arrow-right cart chevron-down chevron-left chevron-right chevron-up close menu minus play plus search share user email pinterest facebook instagram snapchat tumblr twitter vimeo youtube subscribe dogecoin dwolla forbrugsforeningen litecoin amazon_payments american_express bitcoin cirrus discover fancy interac jcb master paypal stripe visa diners_club dankort maestro trash

Exhibitions

Christoph Steinmeyer - Situation Suites


27 April–16 June 2018
Galerie Michael Janssen Berlin

Exhibitions — Works — CV

Christoph Steinmeyer - Situation Suites

Christoph Steinmeyer - Situation Suites

27 April – 16 June 2018

Clouds gather in a forest. A ship teeters on a mountain peak. Mechanics labor among glaciers. A bedroom looks in on itself. These are but a few of the nearly impossible scenarios one finds in Christoph Steinmeyer’s solo exhibition SITUATION SUITES at Galerie Michael Janssen.

Steinmeyer’s paintings challenge viewers and the very act of viewing, and they have prompted curator and critic Mark Gisbourne to position them in a category located between archaic and modern-day notions of amazement. In his essay, appropriately titled “From Wonderous Gaze To Marvellous Presence,” Gisbourne calls attention to the “distant, if not to say at times, somewhat puzzling realities” presented in SITUATION SUITES—a quality that gives them a surrealist tinge. But as he suggests with his citations of Aristotle, Descartes, Kant, and Borges, the works are as much in conversation with philosophy, literature, and music as they are with the history of art and the language of dreams.

These connections are explicit in Robert Browning Ouvertüre C. Ives (2018) and Clout, Save Me (2018). The former pays tribute to an early 20th-century overture by the American composer Charles Ives, which was, in turn, a tribute to the Victorian-era poet Robert Browning. The latter title references a ‘70s South African rock band, whose name (Clout) is the source of Steinmeyer’s pun. Both depict a cumulonimbus cloud amassed in the heart of a dark woods. At a glance they look identical except for differences in scale and tone. Despite their shared content, they are discreet artworks, which independently came into being during separate painterly actions. It is the artist’s mark—the evident hand—that diverts these works from being mere hyper/photorealistic duplicates. Significantly, they are known by different names linking them to different external influences—a conceptual gambit on the part of the artist, which deflects twinning and confounds the pictorial traditions to which they contribute.

Similar strategies are used elsewhere in the exhibition, albeit with a twist or flip. For example, the sailing ship in Das Dokument (2014) is reiterated in the smaller 22.03.2022 (2018). The vessel is still perched on a mountain peak and is still being (ironically) photographed by a mariner, but the images mirror each other, further layering the complexities already in play. This mutual inversion also occurs in the set Das Rennen (2015) and Das Rennen (Stop) (2018). Although their titles lead one to think the paintings might be depicting the same scene, the parenthetical “stop” truncates this thought. Halt those assumptions! It says. Not all pit stops are the same, even if they appear to be. Just as not all paintings of pit stops are the same, even if they tease the viewer into thinking they are.
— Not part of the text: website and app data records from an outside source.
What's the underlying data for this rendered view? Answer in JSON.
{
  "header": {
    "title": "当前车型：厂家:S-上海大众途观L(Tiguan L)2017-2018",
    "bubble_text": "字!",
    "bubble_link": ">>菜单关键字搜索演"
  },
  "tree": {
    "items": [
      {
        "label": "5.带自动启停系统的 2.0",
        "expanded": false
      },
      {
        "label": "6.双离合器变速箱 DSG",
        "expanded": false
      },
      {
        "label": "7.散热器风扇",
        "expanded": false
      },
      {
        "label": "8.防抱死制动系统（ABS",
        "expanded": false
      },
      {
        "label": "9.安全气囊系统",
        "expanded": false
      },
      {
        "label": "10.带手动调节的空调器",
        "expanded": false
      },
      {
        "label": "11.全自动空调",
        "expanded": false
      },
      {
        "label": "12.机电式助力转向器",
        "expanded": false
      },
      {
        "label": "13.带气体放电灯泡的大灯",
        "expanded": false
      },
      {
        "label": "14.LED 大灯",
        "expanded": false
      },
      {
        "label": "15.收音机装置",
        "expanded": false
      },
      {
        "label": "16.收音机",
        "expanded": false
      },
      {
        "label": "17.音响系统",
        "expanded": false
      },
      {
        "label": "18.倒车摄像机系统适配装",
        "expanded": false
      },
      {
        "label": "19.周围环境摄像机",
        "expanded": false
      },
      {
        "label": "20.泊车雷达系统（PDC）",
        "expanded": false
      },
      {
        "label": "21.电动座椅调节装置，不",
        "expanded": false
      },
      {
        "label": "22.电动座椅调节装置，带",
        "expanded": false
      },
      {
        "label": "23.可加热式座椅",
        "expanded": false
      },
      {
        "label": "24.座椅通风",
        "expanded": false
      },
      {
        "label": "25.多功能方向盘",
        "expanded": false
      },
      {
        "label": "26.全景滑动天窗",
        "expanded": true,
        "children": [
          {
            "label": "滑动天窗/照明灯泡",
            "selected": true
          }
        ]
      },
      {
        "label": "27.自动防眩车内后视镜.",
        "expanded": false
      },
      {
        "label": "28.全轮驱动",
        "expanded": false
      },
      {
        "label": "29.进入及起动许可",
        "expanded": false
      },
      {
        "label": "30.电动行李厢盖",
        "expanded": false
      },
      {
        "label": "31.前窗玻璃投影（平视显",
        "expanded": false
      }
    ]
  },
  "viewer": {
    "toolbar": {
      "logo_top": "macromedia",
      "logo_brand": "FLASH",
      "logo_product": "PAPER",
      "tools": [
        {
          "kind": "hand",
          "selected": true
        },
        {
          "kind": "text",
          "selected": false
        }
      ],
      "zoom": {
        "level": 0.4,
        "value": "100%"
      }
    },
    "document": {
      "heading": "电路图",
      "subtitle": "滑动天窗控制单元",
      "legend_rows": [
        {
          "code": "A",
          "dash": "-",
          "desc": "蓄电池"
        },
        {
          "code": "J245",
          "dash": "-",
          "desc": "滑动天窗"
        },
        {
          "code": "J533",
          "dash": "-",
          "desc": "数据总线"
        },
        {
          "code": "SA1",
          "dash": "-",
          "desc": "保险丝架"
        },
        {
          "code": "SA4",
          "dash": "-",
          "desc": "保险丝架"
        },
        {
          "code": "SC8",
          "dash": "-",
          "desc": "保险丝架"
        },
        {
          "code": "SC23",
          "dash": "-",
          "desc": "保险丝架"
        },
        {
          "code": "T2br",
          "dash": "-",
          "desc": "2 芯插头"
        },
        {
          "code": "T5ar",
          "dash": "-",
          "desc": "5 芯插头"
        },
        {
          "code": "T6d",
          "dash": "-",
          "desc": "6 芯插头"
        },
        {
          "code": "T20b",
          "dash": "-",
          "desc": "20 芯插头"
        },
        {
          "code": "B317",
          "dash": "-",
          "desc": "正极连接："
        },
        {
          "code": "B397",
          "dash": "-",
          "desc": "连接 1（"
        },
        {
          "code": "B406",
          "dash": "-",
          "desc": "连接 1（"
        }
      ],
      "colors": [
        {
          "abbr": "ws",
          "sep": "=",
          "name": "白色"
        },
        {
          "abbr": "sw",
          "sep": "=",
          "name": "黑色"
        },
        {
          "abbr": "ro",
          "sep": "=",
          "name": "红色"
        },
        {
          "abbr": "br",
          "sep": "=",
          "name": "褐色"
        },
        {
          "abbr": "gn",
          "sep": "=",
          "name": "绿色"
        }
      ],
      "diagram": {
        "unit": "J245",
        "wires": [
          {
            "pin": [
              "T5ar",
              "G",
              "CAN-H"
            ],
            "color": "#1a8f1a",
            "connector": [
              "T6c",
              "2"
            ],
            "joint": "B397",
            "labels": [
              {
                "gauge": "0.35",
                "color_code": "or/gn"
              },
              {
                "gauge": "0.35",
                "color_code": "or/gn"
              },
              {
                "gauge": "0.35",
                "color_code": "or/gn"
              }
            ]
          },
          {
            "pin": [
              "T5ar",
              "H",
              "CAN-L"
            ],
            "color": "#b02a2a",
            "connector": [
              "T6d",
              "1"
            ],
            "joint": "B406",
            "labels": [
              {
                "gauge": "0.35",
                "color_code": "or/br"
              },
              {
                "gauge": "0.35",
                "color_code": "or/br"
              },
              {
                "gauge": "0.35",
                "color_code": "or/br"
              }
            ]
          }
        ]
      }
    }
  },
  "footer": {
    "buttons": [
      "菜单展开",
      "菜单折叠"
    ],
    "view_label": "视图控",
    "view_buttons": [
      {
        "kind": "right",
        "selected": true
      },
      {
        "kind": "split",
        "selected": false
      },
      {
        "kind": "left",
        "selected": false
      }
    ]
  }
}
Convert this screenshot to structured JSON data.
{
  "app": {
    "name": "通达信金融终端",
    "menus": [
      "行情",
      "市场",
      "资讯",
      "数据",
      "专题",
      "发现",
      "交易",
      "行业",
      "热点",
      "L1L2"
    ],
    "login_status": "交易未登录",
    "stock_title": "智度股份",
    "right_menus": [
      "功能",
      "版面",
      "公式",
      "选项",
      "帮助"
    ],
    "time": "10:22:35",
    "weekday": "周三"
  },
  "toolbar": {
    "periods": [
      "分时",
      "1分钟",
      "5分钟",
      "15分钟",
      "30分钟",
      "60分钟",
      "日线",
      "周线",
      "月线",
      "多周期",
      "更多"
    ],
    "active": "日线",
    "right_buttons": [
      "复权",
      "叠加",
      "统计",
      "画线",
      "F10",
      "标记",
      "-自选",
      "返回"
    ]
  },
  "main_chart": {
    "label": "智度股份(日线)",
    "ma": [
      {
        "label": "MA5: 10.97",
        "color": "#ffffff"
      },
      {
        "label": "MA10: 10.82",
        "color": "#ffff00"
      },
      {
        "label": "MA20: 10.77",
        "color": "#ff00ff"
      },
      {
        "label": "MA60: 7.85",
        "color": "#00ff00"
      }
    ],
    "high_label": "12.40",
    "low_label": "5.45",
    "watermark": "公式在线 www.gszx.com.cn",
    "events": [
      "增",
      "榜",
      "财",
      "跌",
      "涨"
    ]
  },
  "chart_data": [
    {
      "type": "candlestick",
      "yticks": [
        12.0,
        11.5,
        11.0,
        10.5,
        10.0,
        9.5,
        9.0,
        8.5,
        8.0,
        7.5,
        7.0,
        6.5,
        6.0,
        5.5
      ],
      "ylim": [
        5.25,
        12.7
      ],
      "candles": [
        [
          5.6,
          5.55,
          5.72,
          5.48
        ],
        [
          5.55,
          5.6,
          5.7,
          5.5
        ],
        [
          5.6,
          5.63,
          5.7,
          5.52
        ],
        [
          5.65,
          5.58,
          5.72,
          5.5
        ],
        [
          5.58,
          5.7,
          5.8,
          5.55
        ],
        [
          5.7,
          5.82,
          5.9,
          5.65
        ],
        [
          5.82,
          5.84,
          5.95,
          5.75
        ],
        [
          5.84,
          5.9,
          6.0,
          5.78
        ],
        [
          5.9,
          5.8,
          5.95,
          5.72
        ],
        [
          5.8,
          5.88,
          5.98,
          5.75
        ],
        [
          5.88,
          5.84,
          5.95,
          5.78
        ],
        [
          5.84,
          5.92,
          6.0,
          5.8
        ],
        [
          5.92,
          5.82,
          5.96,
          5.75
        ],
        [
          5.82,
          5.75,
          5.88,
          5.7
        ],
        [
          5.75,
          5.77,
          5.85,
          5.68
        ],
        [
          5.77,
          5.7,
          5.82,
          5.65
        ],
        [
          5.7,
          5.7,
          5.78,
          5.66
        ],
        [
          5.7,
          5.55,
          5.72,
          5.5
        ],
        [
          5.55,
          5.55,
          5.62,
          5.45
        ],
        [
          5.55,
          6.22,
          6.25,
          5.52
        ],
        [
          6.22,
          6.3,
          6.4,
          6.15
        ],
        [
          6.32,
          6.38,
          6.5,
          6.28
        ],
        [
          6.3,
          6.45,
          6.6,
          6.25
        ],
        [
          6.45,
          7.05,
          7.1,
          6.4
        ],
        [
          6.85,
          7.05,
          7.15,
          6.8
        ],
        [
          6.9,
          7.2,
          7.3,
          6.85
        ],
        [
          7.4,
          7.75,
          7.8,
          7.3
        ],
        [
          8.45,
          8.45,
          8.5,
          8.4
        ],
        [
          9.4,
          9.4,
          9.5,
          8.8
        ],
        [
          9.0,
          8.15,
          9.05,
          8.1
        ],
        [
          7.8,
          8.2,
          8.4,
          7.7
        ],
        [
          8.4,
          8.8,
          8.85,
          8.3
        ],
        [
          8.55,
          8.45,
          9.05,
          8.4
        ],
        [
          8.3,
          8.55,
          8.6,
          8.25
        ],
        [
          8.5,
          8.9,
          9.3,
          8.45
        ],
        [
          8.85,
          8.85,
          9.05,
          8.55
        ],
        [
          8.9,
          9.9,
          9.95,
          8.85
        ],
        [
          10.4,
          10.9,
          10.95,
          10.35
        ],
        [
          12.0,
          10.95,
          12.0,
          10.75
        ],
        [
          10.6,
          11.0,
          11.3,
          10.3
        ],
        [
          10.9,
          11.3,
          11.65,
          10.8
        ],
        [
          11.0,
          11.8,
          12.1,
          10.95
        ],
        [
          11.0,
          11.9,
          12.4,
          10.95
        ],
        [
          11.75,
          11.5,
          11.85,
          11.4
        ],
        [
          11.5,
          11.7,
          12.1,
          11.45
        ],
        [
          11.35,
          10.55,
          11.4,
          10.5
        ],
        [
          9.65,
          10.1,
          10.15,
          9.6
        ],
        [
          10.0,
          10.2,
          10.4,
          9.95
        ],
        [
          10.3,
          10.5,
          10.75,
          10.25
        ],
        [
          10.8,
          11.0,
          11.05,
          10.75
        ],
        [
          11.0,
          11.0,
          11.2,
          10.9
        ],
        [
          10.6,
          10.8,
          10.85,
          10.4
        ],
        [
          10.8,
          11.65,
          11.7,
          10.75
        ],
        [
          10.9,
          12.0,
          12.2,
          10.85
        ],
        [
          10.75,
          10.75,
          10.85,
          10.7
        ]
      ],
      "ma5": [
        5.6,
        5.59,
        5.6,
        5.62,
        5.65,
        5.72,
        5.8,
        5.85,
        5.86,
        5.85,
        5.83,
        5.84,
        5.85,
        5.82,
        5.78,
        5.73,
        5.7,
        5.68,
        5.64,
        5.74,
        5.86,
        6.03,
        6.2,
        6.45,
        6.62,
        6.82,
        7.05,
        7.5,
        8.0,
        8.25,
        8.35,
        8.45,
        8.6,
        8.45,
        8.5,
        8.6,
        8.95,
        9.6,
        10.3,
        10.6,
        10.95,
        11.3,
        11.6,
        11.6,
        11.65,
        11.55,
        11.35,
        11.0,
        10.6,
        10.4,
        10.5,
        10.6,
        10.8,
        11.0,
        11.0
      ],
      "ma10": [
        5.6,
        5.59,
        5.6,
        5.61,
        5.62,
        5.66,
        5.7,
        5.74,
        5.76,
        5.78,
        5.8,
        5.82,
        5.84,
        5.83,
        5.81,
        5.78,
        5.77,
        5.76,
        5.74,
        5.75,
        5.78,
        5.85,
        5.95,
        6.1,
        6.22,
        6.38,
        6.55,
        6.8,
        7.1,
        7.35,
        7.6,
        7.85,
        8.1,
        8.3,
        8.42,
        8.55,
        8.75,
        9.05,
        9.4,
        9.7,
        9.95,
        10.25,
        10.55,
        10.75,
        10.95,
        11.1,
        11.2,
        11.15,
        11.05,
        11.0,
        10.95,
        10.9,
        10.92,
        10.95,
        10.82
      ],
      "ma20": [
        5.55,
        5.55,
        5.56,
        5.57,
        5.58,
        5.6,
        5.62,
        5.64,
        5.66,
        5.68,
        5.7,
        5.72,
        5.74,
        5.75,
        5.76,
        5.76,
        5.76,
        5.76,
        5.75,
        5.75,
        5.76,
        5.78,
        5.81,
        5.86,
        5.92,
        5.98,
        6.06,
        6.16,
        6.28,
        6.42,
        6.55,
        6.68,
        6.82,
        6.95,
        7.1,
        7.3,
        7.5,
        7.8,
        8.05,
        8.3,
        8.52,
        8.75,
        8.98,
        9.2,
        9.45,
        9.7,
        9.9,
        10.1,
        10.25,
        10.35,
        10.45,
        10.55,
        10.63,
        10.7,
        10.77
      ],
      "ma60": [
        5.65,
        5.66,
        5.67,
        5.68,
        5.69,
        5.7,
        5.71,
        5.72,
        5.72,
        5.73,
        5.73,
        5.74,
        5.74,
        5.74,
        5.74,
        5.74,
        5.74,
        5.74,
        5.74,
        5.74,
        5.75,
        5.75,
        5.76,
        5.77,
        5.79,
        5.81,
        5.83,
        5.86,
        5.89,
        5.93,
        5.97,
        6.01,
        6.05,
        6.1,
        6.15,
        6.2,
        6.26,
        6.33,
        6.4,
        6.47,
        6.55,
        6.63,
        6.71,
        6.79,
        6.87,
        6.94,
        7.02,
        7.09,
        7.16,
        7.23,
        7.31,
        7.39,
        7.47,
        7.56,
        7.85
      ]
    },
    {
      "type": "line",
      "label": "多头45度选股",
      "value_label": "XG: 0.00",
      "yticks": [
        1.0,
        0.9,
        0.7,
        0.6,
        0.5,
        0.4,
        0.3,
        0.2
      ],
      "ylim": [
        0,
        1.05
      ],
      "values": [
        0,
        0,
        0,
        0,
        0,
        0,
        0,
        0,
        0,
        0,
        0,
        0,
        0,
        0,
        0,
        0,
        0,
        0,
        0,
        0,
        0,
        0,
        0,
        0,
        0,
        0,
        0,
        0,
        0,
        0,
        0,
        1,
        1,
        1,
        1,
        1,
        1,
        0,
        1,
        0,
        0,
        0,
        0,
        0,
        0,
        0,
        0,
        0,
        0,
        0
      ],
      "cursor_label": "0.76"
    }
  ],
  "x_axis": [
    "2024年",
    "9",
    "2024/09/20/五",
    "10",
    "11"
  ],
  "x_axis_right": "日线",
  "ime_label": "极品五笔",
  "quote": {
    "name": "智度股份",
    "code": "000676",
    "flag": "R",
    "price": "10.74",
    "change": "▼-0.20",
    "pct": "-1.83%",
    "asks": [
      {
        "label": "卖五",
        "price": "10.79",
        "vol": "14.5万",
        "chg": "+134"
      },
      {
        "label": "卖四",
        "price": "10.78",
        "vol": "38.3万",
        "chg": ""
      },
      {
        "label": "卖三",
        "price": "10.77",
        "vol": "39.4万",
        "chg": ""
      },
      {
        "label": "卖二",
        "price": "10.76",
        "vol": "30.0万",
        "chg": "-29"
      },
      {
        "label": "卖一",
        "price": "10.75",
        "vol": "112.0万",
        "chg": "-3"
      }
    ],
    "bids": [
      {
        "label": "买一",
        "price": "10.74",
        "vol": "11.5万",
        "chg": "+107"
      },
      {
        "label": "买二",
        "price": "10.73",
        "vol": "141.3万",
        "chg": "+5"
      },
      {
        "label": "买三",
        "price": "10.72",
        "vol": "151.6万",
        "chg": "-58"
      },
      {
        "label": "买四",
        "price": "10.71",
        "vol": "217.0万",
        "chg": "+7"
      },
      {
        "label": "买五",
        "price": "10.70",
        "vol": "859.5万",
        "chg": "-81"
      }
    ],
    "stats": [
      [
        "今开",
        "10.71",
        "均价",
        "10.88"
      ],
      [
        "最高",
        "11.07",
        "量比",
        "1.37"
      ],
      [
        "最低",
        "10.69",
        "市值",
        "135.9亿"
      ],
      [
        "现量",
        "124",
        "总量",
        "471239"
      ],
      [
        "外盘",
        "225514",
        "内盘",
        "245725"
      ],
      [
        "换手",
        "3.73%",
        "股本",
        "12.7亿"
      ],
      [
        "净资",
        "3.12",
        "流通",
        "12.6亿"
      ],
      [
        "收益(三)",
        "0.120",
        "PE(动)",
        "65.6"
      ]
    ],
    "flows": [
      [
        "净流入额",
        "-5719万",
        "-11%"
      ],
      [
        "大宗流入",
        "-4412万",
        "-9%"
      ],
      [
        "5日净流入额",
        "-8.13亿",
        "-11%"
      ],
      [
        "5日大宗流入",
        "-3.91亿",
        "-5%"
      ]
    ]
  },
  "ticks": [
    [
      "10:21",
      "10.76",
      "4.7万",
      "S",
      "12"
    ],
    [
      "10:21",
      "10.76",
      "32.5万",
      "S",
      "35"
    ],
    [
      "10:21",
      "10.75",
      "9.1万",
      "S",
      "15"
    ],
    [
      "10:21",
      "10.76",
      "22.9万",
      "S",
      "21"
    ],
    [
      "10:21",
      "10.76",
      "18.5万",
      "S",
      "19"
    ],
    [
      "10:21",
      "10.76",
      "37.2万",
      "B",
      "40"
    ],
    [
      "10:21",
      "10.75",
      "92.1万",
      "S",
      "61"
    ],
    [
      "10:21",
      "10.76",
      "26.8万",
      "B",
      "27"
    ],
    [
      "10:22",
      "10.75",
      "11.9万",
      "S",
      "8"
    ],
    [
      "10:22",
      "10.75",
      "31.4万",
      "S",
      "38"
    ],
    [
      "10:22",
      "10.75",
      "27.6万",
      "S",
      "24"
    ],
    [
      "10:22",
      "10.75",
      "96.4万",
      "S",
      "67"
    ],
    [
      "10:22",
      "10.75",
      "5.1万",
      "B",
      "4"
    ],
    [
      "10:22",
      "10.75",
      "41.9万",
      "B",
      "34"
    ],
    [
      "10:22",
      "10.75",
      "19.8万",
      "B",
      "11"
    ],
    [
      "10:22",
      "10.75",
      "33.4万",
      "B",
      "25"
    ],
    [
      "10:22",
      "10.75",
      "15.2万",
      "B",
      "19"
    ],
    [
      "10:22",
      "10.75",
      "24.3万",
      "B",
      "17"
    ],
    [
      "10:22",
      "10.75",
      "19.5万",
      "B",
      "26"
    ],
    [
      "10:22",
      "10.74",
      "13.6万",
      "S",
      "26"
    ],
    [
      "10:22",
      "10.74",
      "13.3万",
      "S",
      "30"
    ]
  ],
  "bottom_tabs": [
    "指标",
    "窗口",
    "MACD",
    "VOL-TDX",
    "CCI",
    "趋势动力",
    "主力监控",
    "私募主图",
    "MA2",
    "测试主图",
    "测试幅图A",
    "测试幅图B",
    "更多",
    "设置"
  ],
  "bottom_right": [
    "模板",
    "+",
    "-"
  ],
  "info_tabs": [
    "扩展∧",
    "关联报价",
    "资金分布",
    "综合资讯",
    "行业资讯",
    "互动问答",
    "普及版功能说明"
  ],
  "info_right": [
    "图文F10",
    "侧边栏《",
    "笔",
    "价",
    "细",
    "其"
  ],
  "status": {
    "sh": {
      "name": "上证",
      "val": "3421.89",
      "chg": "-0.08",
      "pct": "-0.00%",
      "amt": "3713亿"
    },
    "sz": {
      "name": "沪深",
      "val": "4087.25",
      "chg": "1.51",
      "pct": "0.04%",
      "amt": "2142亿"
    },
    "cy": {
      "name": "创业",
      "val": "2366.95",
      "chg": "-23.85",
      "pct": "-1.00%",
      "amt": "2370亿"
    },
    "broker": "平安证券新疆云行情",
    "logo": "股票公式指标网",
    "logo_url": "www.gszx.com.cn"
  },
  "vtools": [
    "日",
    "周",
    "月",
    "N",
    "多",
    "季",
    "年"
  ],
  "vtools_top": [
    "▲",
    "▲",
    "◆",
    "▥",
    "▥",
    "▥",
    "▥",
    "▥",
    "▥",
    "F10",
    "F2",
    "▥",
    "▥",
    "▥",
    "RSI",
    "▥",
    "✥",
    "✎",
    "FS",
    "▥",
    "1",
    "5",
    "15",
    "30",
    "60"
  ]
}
Perhaps the most mind-bending element of the show is the namesake Situation Suite (2018). According to Gisbourne, the piece provides “a key to other paintings in the exhibition,” in that it opens “onto a world that appears eloquently plausible in the first instance, but when closely scrutinised reveals an unfolding conundrum of visual contradictions.” Here Steinmeyer has compounded his formal and conceptual antics into a single image: a mutely colored bedroom. From outside the frame, it seems possible the room is sandwiched between mirrors, yet not even a simple mise en abîme is spared the artist’s sabotage, for the reflections do not correlate to their context. And even if they did accurately repeat the interior design, they would do nothing to explain the liquesent downward pull occurring in the foreground—a proverbial slippery slope, which takes us into a mysterious world where causal relationships no longer abide by common expectation. Instead, the uncanny prevails.

Text: Patrick J. Reed

Shopping Cart